Can we help in ways that will minimize frictions and maximize our political advantage? The Ambassador would like to see less red tape in aid administration. He would put heavier responsibilities on recipient governments rather than looking over their shoulders at every turn. He understands Congressional pressure on this, and that we cannot make one country an exception. He notes that present procedures require large AID missions, which he considers self-defeating politically.

Overall, Green thinks:

  • —there have been tremendous changes in Indonesia;
  • —things are going to get better;
  • —Indonesia is a vitally important “swing” country in Asia;
  • —the important thing is to consolidate the gains that have been made—to not let things slip backward.

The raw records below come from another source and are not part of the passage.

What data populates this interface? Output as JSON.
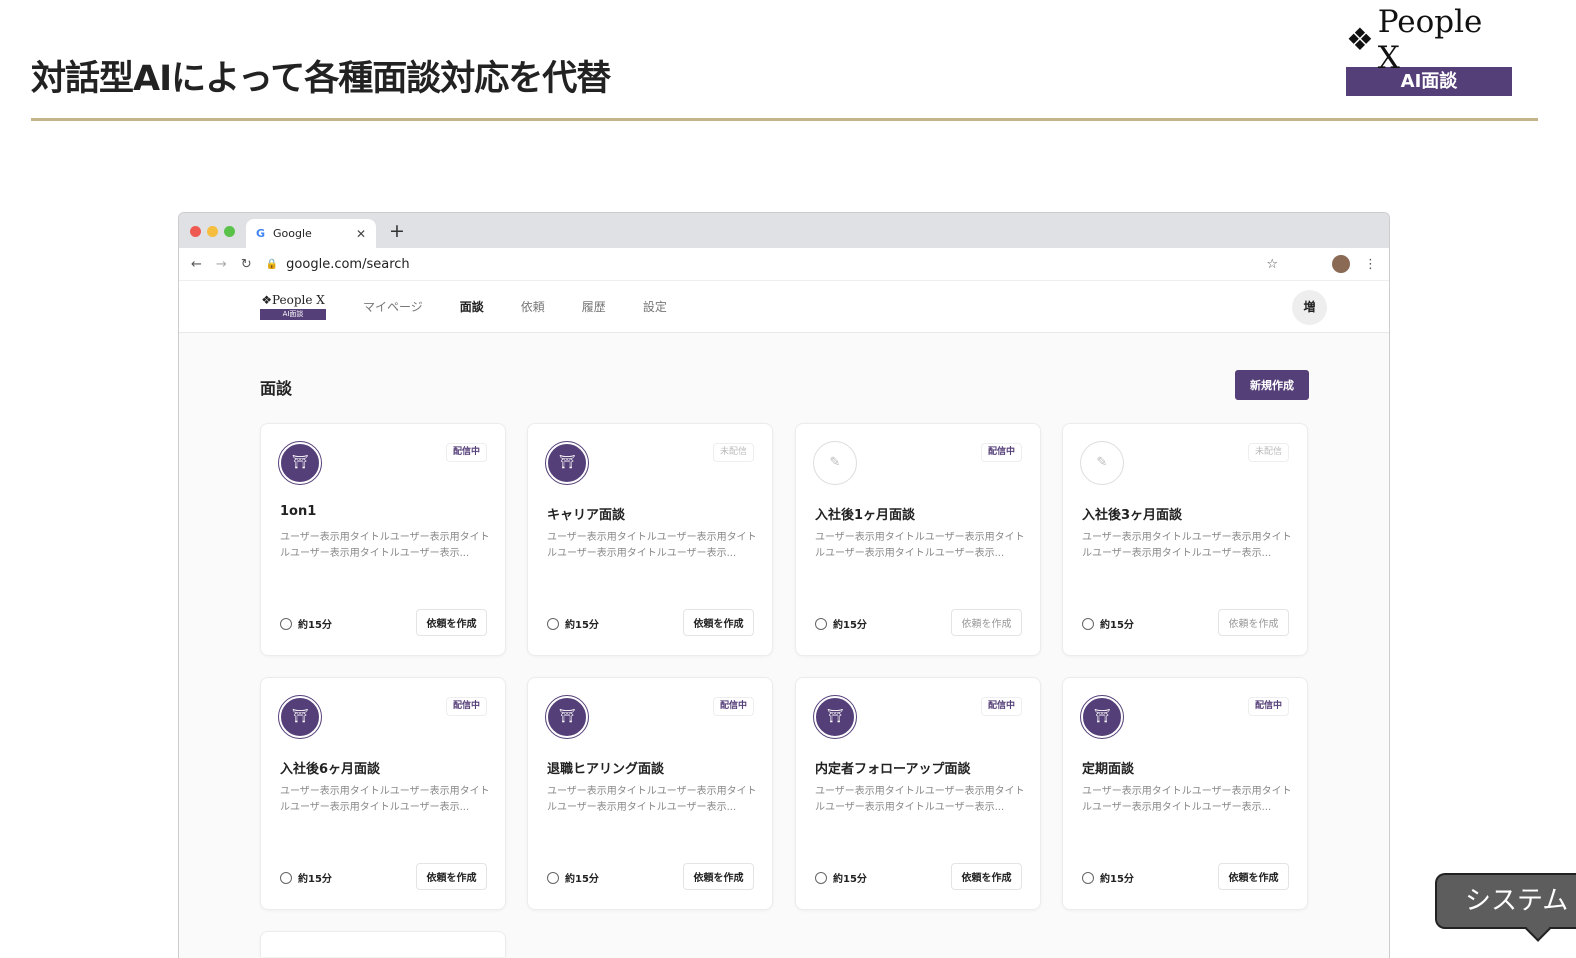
{
  "slide": {
    "title": "対話型AIによって各種面談対応を代替",
    "brand_name": "People X",
    "brand_badge": "AI面談"
  },
  "browser": {
    "tab_title": "Google",
    "url": "google.com/search"
  },
  "app": {
    "logo_name": "People X",
    "logo_badge": "AI面談",
    "nav": [
      "マイページ",
      "面談",
      "依頼",
      "履歴",
      "設定"
    ],
    "avatar": "増",
    "page_title": "面談",
    "new_button": "新規作成"
  },
  "cards": [
    {
      "title": "1on1",
      "status": "配信中",
      "desc": "ユーザー表示用タイトルユーザー表示用タイトルユーザー表示用タイトルユーザー表示...",
      "duration": "約15分",
      "button": "依頼を作成",
      "draft": false,
      "enabled": true
    },
    {
      "title": "キャリア面談",
      "status": "未配信",
      "desc": "ユーザー表示用タイトルユーザー表示用タイトルユーザー表示用タイトルユーザー表示...",
      "duration": "約15分",
      "button": "依頼を作成",
      "draft": false,
      "enabled": true
    },
    {
      "title": "入社後1ヶ月面談",
      "status": "配信中",
      "desc": "ユーザー表示用タイトルユーザー表示用タイトルユーザー表示用タイトルユーザー表示...",
      "duration": "約15分",
      "button": "依頼を作成",
      "draft": true,
      "enabled": false
    },
    {
      "title": "入社後3ヶ月面談",
      "status": "未配信",
      "desc": "ユーザー表示用タイトルユーザー表示用タイトルユーザー表示用タイトルユーザー表示...",
      "duration": "約15分",
      "button": "依頼を作成",
      "draft": true,
      "enabled": false
    },
    {
      "title": "入社後6ヶ月面談",
      "status": "配信中",
      "desc": "ユーザー表示用タイトルユーザー表示用タイトルユーザー表示用タイトルユーザー表示...",
      "duration": "約15分",
      "button": "依頼を作成",
      "draft": false,
      "enabled": true
    },
    {
      "title": "退職ヒアリング面談",
      "status": "配信中",
      "desc": "ユーザー表示用タイトルユーザー表示用タイトルユーザー表示用タイトルユーザー表示...",
      "duration": "約15分",
      "button": "依頼を作成",
      "draft": false,
      "enabled": true
    },
    {
      "title": "内定者フォローアップ面談",
      "status": "配信中",
      "desc": "ユーザー表示用タイトルユーザー表示用タイトルユーザー表示用タイトルユーザー表示...",
      "duration": "約15分",
      "button": "依頼を作成",
      "draft": false,
      "enabled": true
    },
    {
      "title": "定期面談",
      "status": "配信中",
      "desc": "ユーザー表示用タイトルユーザー表示用タイトルユーザー表示用タイトルユーザー表示...",
      "duration": "約15分",
      "button": "依頼を作成",
      "draft": false,
      "enabled": true
    }
  ],
  "tooltip": "システム"
}
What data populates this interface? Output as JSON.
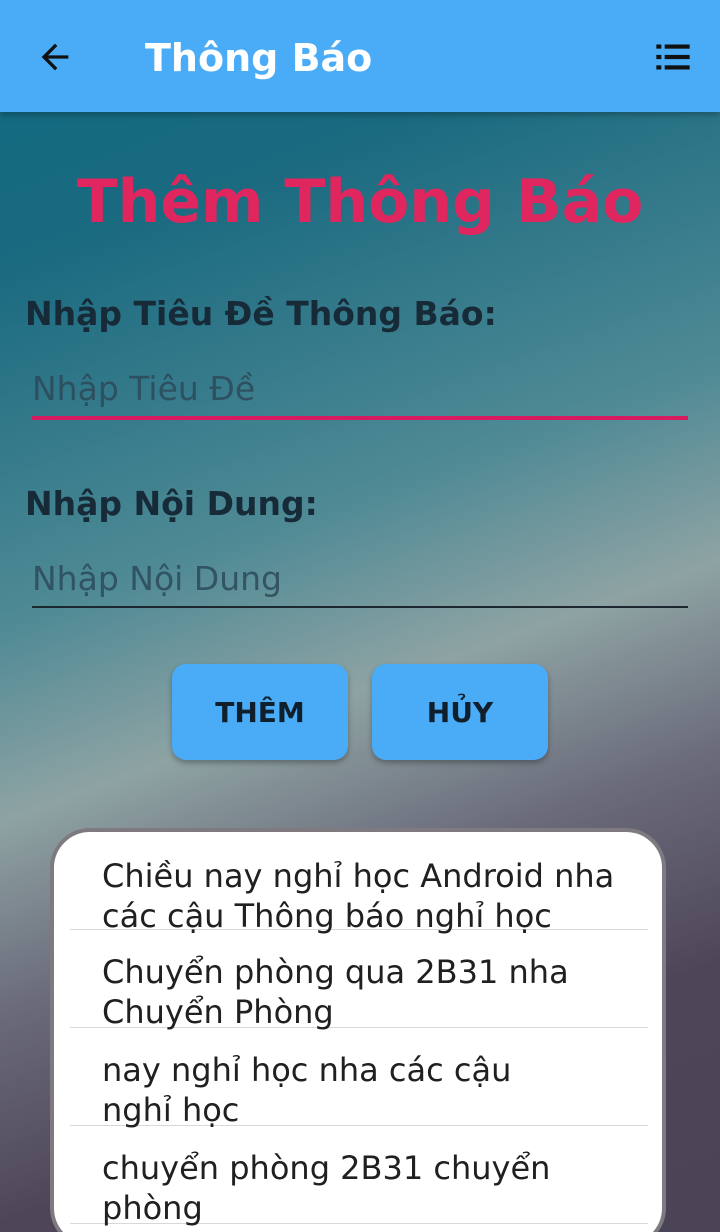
{
  "appbar": {
    "title": "Thông Báo",
    "back_icon": "arrow-left-icon",
    "menu_icon": "list-menu-icon"
  },
  "form": {
    "heading": "Thêm Thông Báo",
    "title_label": "Nhập Tiêu Đề Thông Báo:",
    "title_placeholder": "Nhập Tiêu Đề",
    "content_label": "Nhập Nội Dung:",
    "content_placeholder": "Nhập Nội Dung",
    "add_button": "THÊM",
    "cancel_button": "HỦY"
  },
  "notifications": [
    {
      "line1": "Chiều nay nghỉ học Android nha",
      "line2": "các cậu   Thông báo nghỉ học"
    },
    {
      "line1": "Chuyển phòng qua 2B31 nha",
      "line2": "Chuyển Phòng"
    },
    {
      "line1": "nay nghỉ học nha các cậu",
      "line2": "nghỉ học"
    },
    {
      "line1": "chuyển phòng 2B31   chuyển",
      "line2": "phòng"
    }
  ],
  "colors": {
    "appbar": "#4aabf7",
    "heading": "#e0265f",
    "focused_underline": "#d81b60"
  }
}
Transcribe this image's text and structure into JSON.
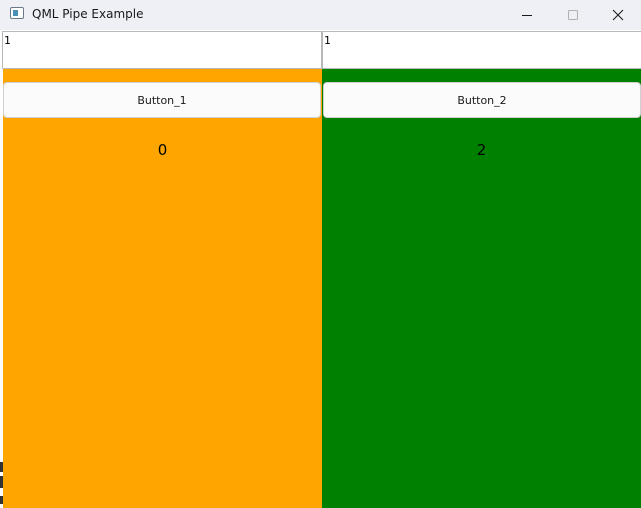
{
  "window": {
    "title": "QML Pipe Example",
    "icons": [
      "app-window-icon",
      "minimize-icon",
      "maximize-icon",
      "close-icon"
    ]
  },
  "inputs": {
    "left_value": "1",
    "right_value": "1"
  },
  "left_panel": {
    "color": "#FFA500",
    "button_label": "Button_1",
    "counter": "0"
  },
  "right_panel": {
    "color": "#008000",
    "button_label": "Button_2",
    "counter": "2"
  }
}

The Japanese Government wants to play a more important role in Indonesia. There is resistance in the Finance Ministry and the Diet. He is worried Japan won’t do as much as it should. He will consult with the Japanese on his way back to Djakarta.

There is significant Japanese private interest in investment. The Indonesian and Japanese economies are complementary.

The Australians should be doing more in Indonesia.

The Dutch are playing the most constructive role of all the Europeans.

During his leave, Green spoke to 30 important private groups around the country, audiences up to 500. He spoke “off the record” for the most part, and was able to stress the importance of our Viet-Nam action for Indonesia and for Asia. He strongly supported our policy in Viet-Nam.

He leaves tomorrow morning, unless you wish to see him.

  1. Source: Johnson Library, National Security File, Country File, Indonesia, Vol. VII, Memos, 5/66–6/67. Confidential.
  2. In a February 20 memorandum Rostow asked the President if he wished to meet with Ambassador Green for “a quick but thorough outline of the problems we now face.” Johnson instructed Rostow to “debrief him & give me 1 page memo on high points.” (Ibid.)
  3. In Intelligence Memorandum RR IM 67–8, February 1967, “Prospects for Economic Development in Indonesia,” the CIA concluded that the economic situation in Indonesia would improve over the next 2 to 3 years. The speed of recovery depended “not only on the level of foreign aid but also on the progress in establishing an orderly state administration and a more stable environment for private enterprise.” (Ibid.)
  4. Document 230.